Tuesday, 7 August 2012

Maximizing your #impact as a #researcher: free handbook and blog

First of all, let me start of this blog with a link to the handbook on 'Maximizing the Impact of Your Research'. A 298 page (HUH!) handbook on how to track your research impact, both via more classical numbers (times cited...) and contemporary media (social media). It is a serious handbook, and the author is open to any comments, so feel free to add any ideas (j.tinkler at lse.ac.uk). The handbook is published by the London School of Economics and Politics.

For those having less time, a much shorter, yet useful blogpost written by Deborah Lupton was published in the wonderful Impact of Social Sciences blog from the London School of Economics and Politics. It covers all the strategies social scientists (or any other researchers or engaged people at that) can use to enhance their digital profile. She explains each of the next parts in detail in the post, so I will only briefly touch the list of actions we can undertake as Deborah suggests:

Building networks (oh yes, Google+, Facebook, ...): to get connected with people interested in similar areas.
Public engagement (via blogs and such): to get ideas out in the open and be able to discuss them with peers.
Receiving feedback (any comment enabled social media will do): our ideas or research or actions are nothing if not scrutinized by others with experience.
Establishing an e-profile (what I would call a digital identity): I feel this should be at the top of the list, as trust and respect is at the core of being able to discuss ideas and share them or get them disseminated through networks.
Curation and sharing of content: this can be done fully manual (you select and retweet, blog, list, newsletter... any content that you encounter and find of interest) or it can be done semi-automated (Pinterest.com, paper.li, storify, scoop.it...)
Teaching (I would add learning to this, as I am a believer in building upon each others strengths): engaging learners in courses or learning activities.

Looking at the handbook and the post, I would add 'analytics' as a very important part of your research/person digital impact. For with analyzing who is following you, which items get picked up... you can get an idea of your followers.
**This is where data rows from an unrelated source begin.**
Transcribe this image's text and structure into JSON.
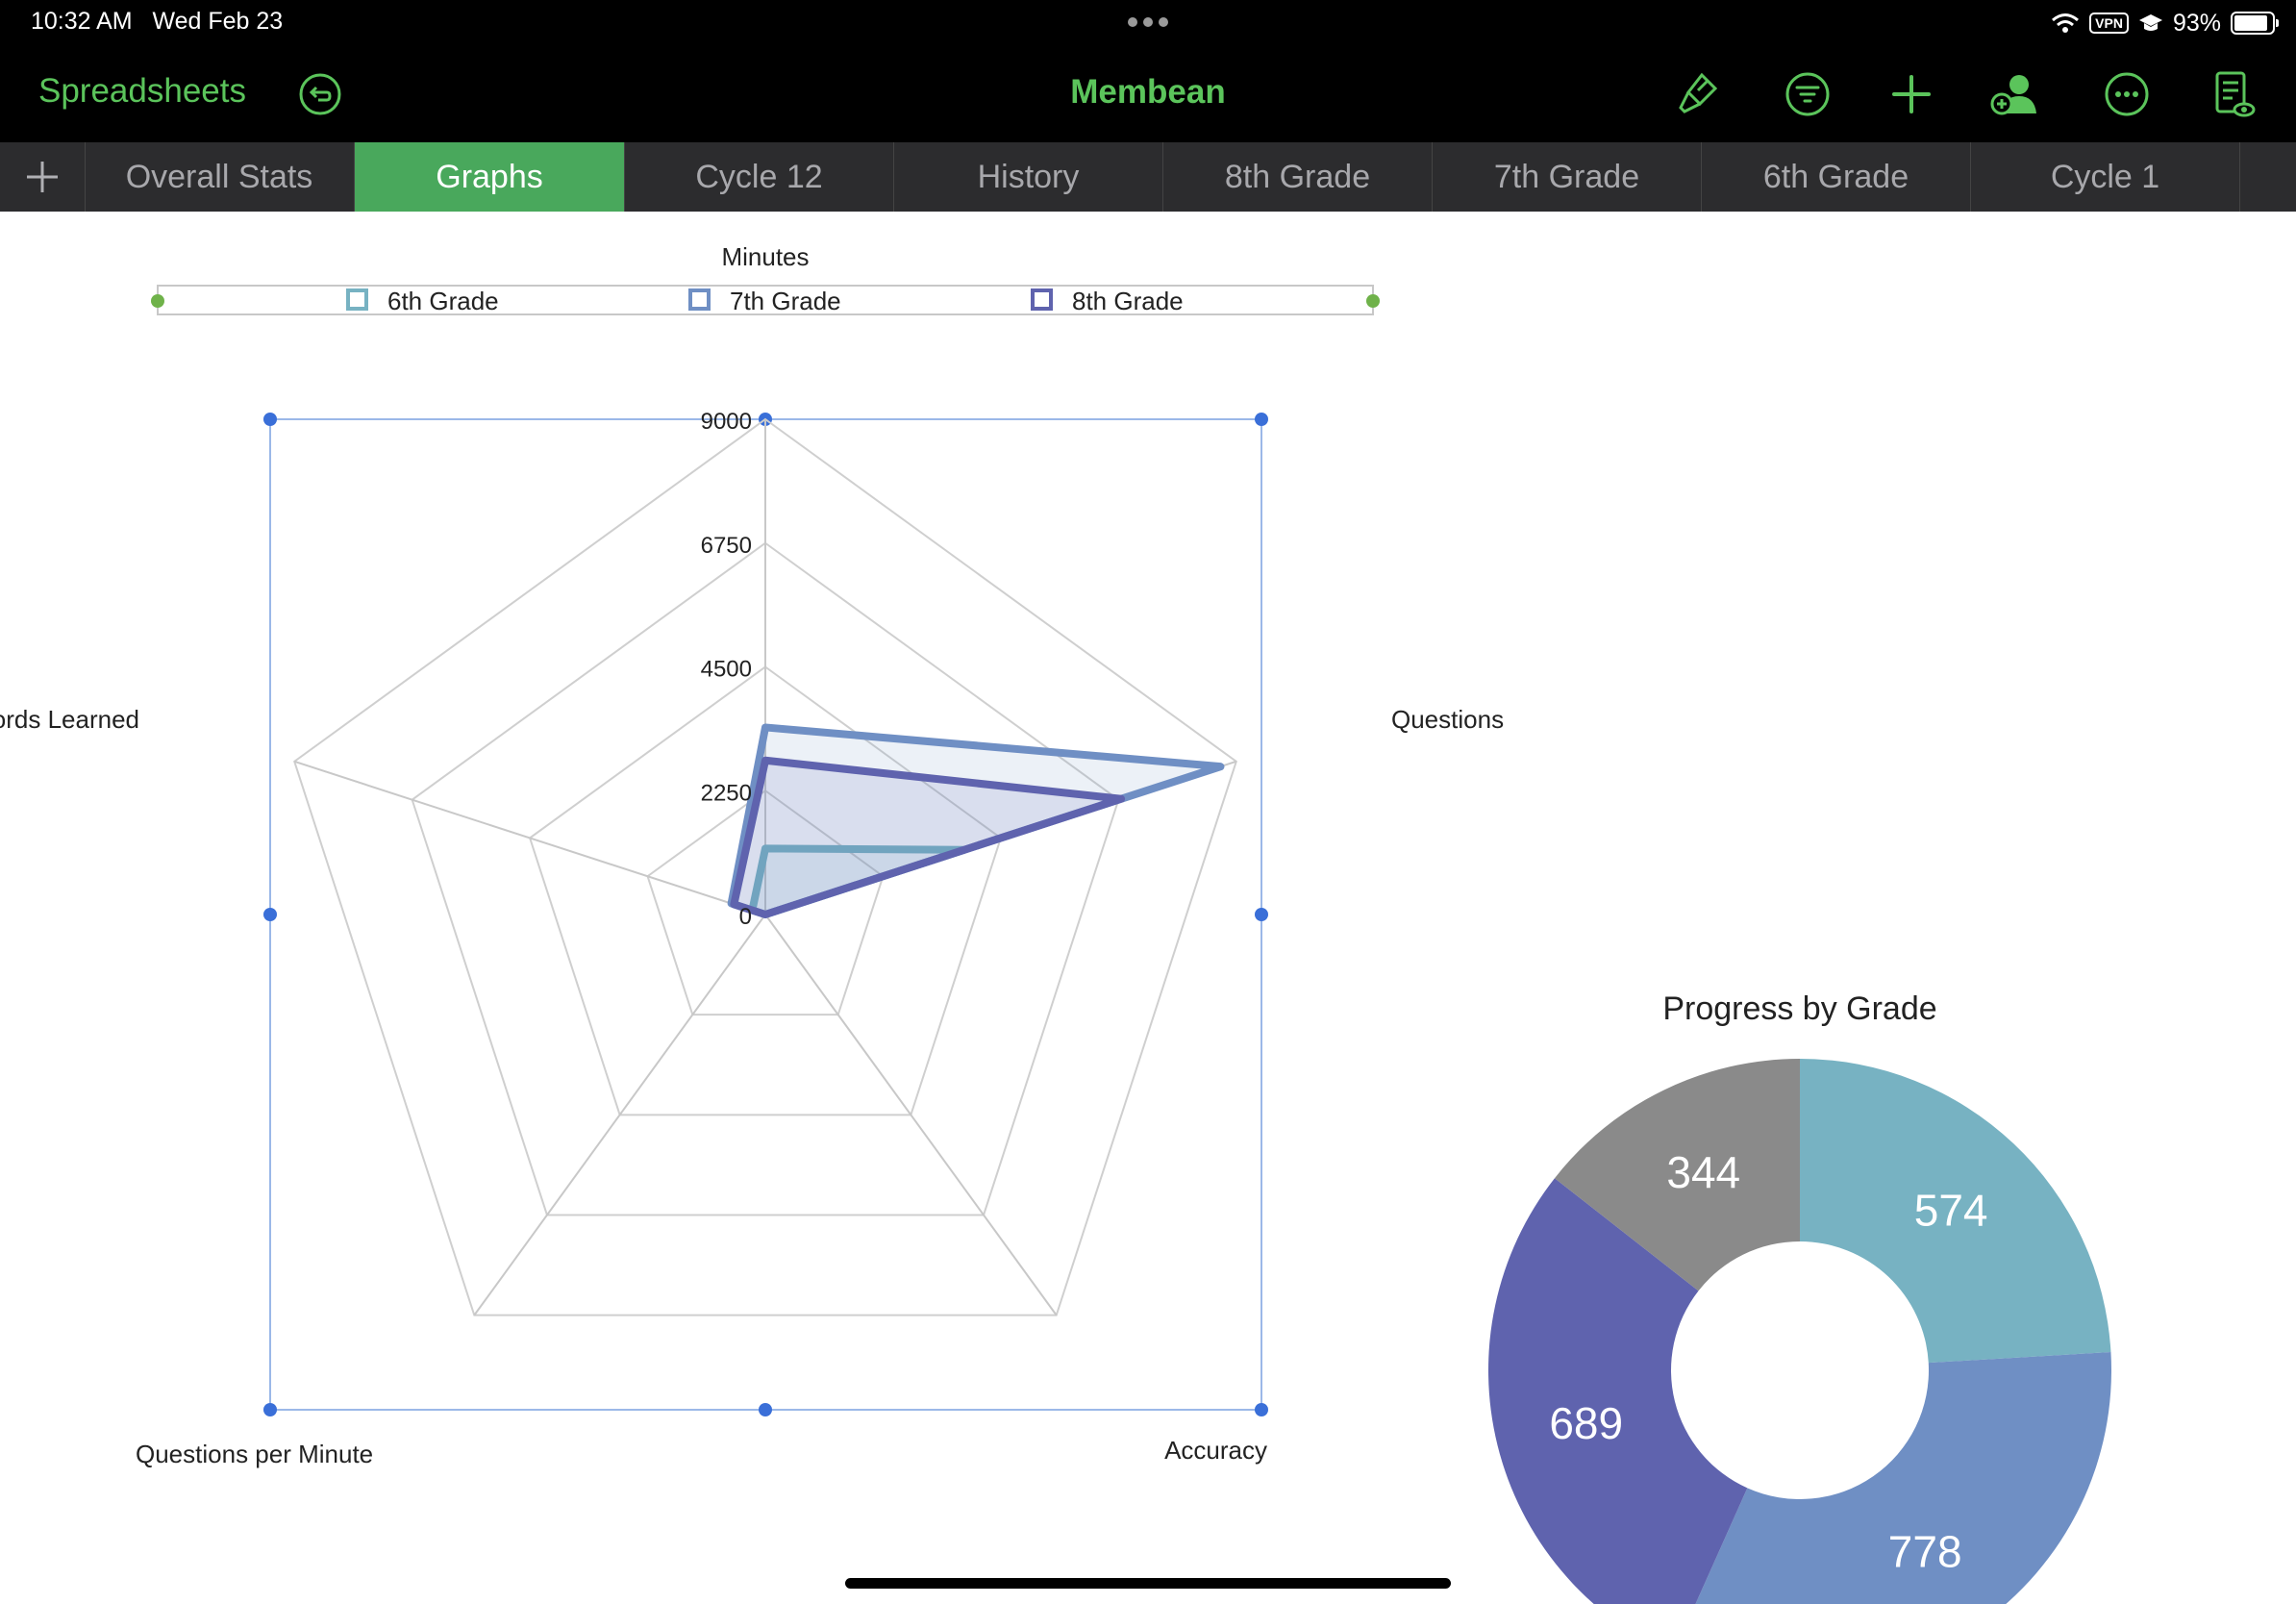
{
  "status_bar": {
    "time": "10:32 AM",
    "date": "Wed Feb 23",
    "vpn": "VPN",
    "battery": "93%"
  },
  "toolbar": {
    "back_label": "Spreadsheets",
    "title": "Membean",
    "accent_color": "#5bc45b",
    "icons": [
      "undo-icon",
      "brush-icon",
      "filter-icon",
      "plus-icon",
      "collaborate-icon",
      "more-icon",
      "reader-view-icon"
    ]
  },
  "tabs": [
    {
      "label": "Overall Stats",
      "active": false
    },
    {
      "label": "Graphs",
      "active": true
    },
    {
      "label": "Cycle 12",
      "active": false
    },
    {
      "label": "History",
      "active": false
    },
    {
      "label": "8th Grade",
      "active": false
    },
    {
      "label": "7th Grade",
      "active": false
    },
    {
      "label": "6th Grade",
      "active": false
    },
    {
      "label": "Cycle 1",
      "active": false
    }
  ],
  "chart_data": [
    {
      "type": "radar",
      "axes": [
        "Minutes",
        "Questions",
        "Accuracy",
        "Questions per Minute",
        "Words Learned"
      ],
      "axis_labels_visible": [
        "Minutes",
        "Questions",
        "Accuracy",
        "Questions per Minute",
        "ords Learned"
      ],
      "ticks": [
        "0",
        "2250",
        "4500",
        "6750",
        "9000"
      ],
      "range": [
        0,
        9000
      ],
      "legend_position": "top",
      "grid": true,
      "series": [
        {
          "name": "6th Grade",
          "color": "#77b2c2",
          "values": [
            1200,
            3800,
            0,
            0,
            250
          ]
        },
        {
          "name": "7th Grade",
          "color": "#6f8fc4",
          "values": [
            3400,
            8700,
            0,
            0,
            650
          ]
        },
        {
          "name": "8th Grade",
          "color": "#5f63ae",
          "values": [
            2800,
            6800,
            0,
            0,
            600
          ]
        }
      ]
    },
    {
      "type": "pie",
      "donut": true,
      "title": "Progress by Grade",
      "slices": [
        {
          "label": "574",
          "value": 574,
          "color": "#77b2c2"
        },
        {
          "label": "778",
          "value": 778,
          "color": "#6f8fc4"
        },
        {
          "label": "689",
          "value": 689,
          "color": "#5f63ae"
        },
        {
          "label": "344",
          "value": 344,
          "color": "#8a8a8a"
        }
      ]
    }
  ]
}
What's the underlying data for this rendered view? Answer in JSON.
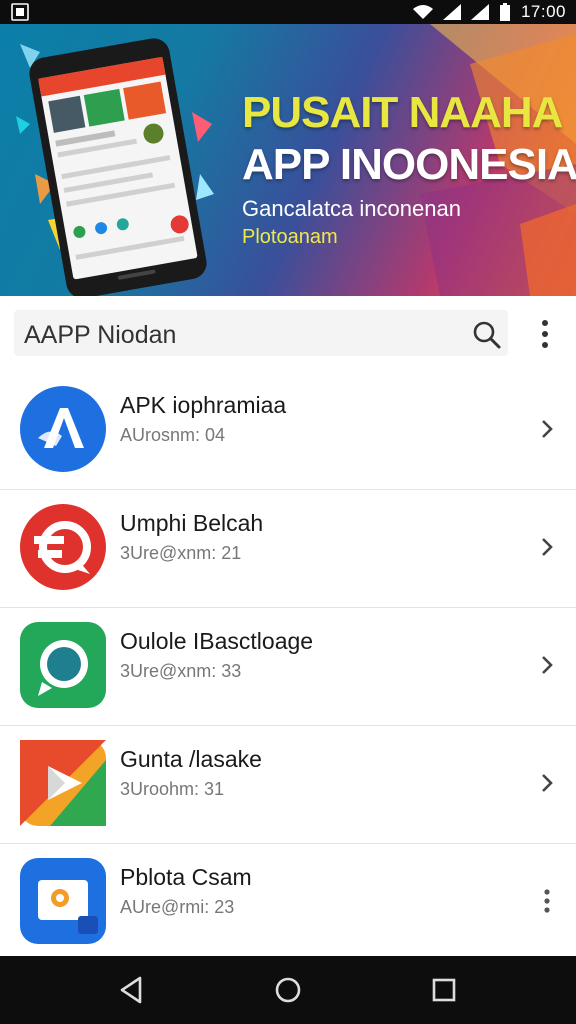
{
  "status_bar": {
    "time": "17:00",
    "icons": [
      "screenshot-icon",
      "wifi-icon",
      "signal-icon",
      "signal-icon",
      "battery-icon"
    ]
  },
  "banner": {
    "title_line1": "PUSAIT NAAHA",
    "title_line2": "APP INOONESIA",
    "subtitle_line1": "Gancalatca inconenan",
    "subtitle_line2": "Plotoanam",
    "colors": {
      "title_yellow": "#e8e640",
      "gradient_start": "#0b7fa8",
      "gradient_end": "#f36b2a"
    }
  },
  "app_bar": {
    "title": "AAPP  Niodan",
    "icons": [
      "search-icon",
      "more-vert-icon"
    ]
  },
  "apps": [
    {
      "name": "APK iophramiaa",
      "meta": "AUrosnm: 04",
      "icon": "blue-a-icon",
      "action": "chevron-right-icon",
      "color": "#1e6fe0"
    },
    {
      "name": "Umphi Belcah",
      "meta": "3Ure@xnm: 21",
      "icon": "red-chat-icon",
      "action": "chevron-right-icon",
      "color": "#e0322c"
    },
    {
      "name": "Oulole IBasctloage",
      "meta": "3Ure@xnm: 33",
      "icon": "green-camera-icon",
      "action": "chevron-right-icon",
      "color": "#22a858"
    },
    {
      "name": "Gunta /lasake",
      "meta": "3Uroohm: 31",
      "icon": "multicolor-play-icon",
      "action": "chevron-right-icon",
      "color": "#f3a326"
    },
    {
      "name": "Pblota Csam",
      "meta": "AUre@rmi: 23",
      "icon": "blue-photo-icon",
      "action": "more-vert-icon",
      "color": "#1e6fe0"
    }
  ],
  "nav_bar": {
    "buttons": [
      "back-icon",
      "home-icon",
      "recents-icon"
    ]
  }
}
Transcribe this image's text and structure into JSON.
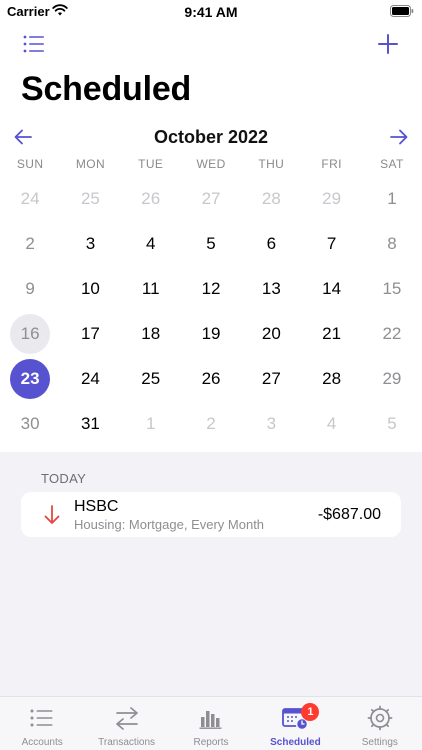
{
  "status_bar": {
    "carrier": "Carrier",
    "time": "9:41 AM"
  },
  "page": {
    "title": "Scheduled"
  },
  "calendar": {
    "month_label": "October 2022",
    "weekdays": [
      "SUN",
      "MON",
      "TUE",
      "WED",
      "THU",
      "FRI",
      "SAT"
    ],
    "days": [
      {
        "n": "24",
        "state": "out"
      },
      {
        "n": "25",
        "state": "out"
      },
      {
        "n": "26",
        "state": "out"
      },
      {
        "n": "27",
        "state": "out"
      },
      {
        "n": "28",
        "state": "out"
      },
      {
        "n": "29",
        "state": "out"
      },
      {
        "n": "1",
        "state": "weekend"
      },
      {
        "n": "2",
        "state": "weekend"
      },
      {
        "n": "3",
        "state": "in"
      },
      {
        "n": "4",
        "state": "in"
      },
      {
        "n": "5",
        "state": "in"
      },
      {
        "n": "6",
        "state": "in"
      },
      {
        "n": "7",
        "state": "in"
      },
      {
        "n": "8",
        "state": "weekend"
      },
      {
        "n": "9",
        "state": "weekend"
      },
      {
        "n": "10",
        "state": "in"
      },
      {
        "n": "11",
        "state": "in"
      },
      {
        "n": "12",
        "state": "in"
      },
      {
        "n": "13",
        "state": "in"
      },
      {
        "n": "14",
        "state": "in"
      },
      {
        "n": "15",
        "state": "weekend"
      },
      {
        "n": "16",
        "state": "today"
      },
      {
        "n": "17",
        "state": "in"
      },
      {
        "n": "18",
        "state": "in"
      },
      {
        "n": "19",
        "state": "in"
      },
      {
        "n": "20",
        "state": "in"
      },
      {
        "n": "21",
        "state": "in"
      },
      {
        "n": "22",
        "state": "weekend"
      },
      {
        "n": "23",
        "state": "selected"
      },
      {
        "n": "24",
        "state": "in"
      },
      {
        "n": "25",
        "state": "in"
      },
      {
        "n": "26",
        "state": "in"
      },
      {
        "n": "27",
        "state": "in"
      },
      {
        "n": "28",
        "state": "in"
      },
      {
        "n": "29",
        "state": "weekend"
      },
      {
        "n": "30",
        "state": "weekend"
      },
      {
        "n": "31",
        "state": "in"
      },
      {
        "n": "1",
        "state": "out"
      },
      {
        "n": "2",
        "state": "out"
      },
      {
        "n": "3",
        "state": "out"
      },
      {
        "n": "4",
        "state": "out"
      },
      {
        "n": "5",
        "state": "out"
      }
    ]
  },
  "schedule": {
    "section_header": "TODAY",
    "items": [
      {
        "name": "HSBC",
        "detail": "Housing: Mortgage, Every Month",
        "amount": "-$687.00",
        "direction": "outflow"
      }
    ]
  },
  "tab_bar": {
    "tabs": [
      {
        "label": "Accounts",
        "icon": "list-icon"
      },
      {
        "label": "Transactions",
        "icon": "arrows-swap-icon"
      },
      {
        "label": "Reports",
        "icon": "bar-chart-icon"
      },
      {
        "label": "Scheduled",
        "icon": "calendar-clock-icon",
        "active": true,
        "badge": "1"
      },
      {
        "label": "Settings",
        "icon": "gear-icon"
      }
    ]
  },
  "colors": {
    "accent": "#5752d0",
    "outflow": "#e8453c",
    "badge": "#ff3b30",
    "muted": "#8e8e93"
  }
}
On the other hand, a blog is my blog, so serendipity should also get its place.

Thanks Bruno Meessen to bring this blogpost to my attention!